The first monograph dedicated to Raven Chacon's practice is edited by Katya García-Antón, Stefanie Hessler and Alison Coplan, with texts by Raven Chacon, Aruna D´Souza, Eric-Paul Riege, Dylan Robinson and Patrick Nickleson, Anthony Huberman, Lou Cornum, Marja Bål Nango, Smávut Iŋgir, Sigbjørn Skåden, Candice Hopkins, Stefanie Hessler and Katya García-Antón. The publication is designed by Stoodio Santiago da Silva and distributed by Sternberg Press. 

PDF icon Press release (PDF file)

Read the interview with Raven Chacon in Mousse Magazine
The interview is in the latest issue of Mousse Magazine. Here you can read about his works around sound and agency, replication and tone in music composition and artistic practice, and disrupting harmony and identity clichés. In this interview, Chacon and Hammer Museum curator Pablo José Ramírez discuss the artist's life in Navajo ancestral lands and his relationship with sound, with western music forms, as well as new works in the exhibition made in collaboration with Sámi artists (built upon long standing friendships and global Indigenous solidarity).


NRK Sápmi
April 2023:(link is external) - Pulitzer Prize winner makes art to shed light on interference with nature in Indigenous areas. Award-winning composer Raven Chacon is in Sápmi to build up knowledge and be inspired by magnificent nature.

15 March 2024: (link is external)- Indigenous Resilience: Interview with Raven Chacon.

18 March 2024:(link is external) - Exhibition opening in Tromsø: - Have had similar problems to the Sámi... Raven Chacon is in Tromsø to open his exhibition, which includes elements of Sámi stories.

14 March 2024:(link is external) - A place heretofore unknown


New York Times review
New York Times’ Holland Cotter has reviewed Raven Chacon’s exhibition, A Worm’s Eye View From a Bird’s Beak at the Swiss Institute. Link to the review: "Raven Chacon's Sound-and-Art Symphony At the Swiss Institute, a Pulitzer Prize winner makes art that is warmed - socially and spiritually - by hope."

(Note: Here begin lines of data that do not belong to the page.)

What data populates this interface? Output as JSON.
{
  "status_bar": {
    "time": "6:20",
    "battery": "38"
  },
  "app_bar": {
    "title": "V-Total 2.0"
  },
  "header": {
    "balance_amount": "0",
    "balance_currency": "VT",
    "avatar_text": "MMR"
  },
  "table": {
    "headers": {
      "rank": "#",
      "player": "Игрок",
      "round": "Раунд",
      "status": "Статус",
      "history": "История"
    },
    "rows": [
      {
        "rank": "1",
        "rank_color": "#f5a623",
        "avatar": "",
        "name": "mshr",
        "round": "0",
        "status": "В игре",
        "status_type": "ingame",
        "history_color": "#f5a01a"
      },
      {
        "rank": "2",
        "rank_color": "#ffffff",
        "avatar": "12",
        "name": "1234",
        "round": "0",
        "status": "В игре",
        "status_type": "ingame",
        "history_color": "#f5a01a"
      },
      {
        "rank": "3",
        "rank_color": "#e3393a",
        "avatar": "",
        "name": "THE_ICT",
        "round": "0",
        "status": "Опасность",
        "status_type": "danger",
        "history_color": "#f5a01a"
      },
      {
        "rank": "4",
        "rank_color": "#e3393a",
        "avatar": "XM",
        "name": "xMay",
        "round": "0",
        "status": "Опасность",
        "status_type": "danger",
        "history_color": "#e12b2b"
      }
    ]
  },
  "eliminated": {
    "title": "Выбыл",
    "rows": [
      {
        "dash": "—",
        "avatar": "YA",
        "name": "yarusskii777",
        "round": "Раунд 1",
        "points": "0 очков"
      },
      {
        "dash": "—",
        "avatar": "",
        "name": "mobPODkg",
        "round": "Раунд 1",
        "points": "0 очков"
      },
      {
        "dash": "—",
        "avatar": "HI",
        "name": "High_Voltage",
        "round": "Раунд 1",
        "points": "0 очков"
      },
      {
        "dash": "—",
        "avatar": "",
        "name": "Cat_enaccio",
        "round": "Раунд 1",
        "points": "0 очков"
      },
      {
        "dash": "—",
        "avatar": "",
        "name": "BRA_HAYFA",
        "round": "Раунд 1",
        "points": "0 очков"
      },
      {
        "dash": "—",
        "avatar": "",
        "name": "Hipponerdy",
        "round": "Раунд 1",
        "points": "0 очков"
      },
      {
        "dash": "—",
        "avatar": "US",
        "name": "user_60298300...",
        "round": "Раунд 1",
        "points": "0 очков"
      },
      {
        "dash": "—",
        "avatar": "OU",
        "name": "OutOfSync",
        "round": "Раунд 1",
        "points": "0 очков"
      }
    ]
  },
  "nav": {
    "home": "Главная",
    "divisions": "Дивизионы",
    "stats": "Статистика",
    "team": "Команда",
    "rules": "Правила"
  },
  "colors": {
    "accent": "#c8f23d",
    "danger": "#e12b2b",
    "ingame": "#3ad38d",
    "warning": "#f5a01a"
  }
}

Financial Times review


Curator Katya García-Antón
Phone: +47 469 74 036
Head of mediation Astrid Rotvold Nilsen
+47 98692741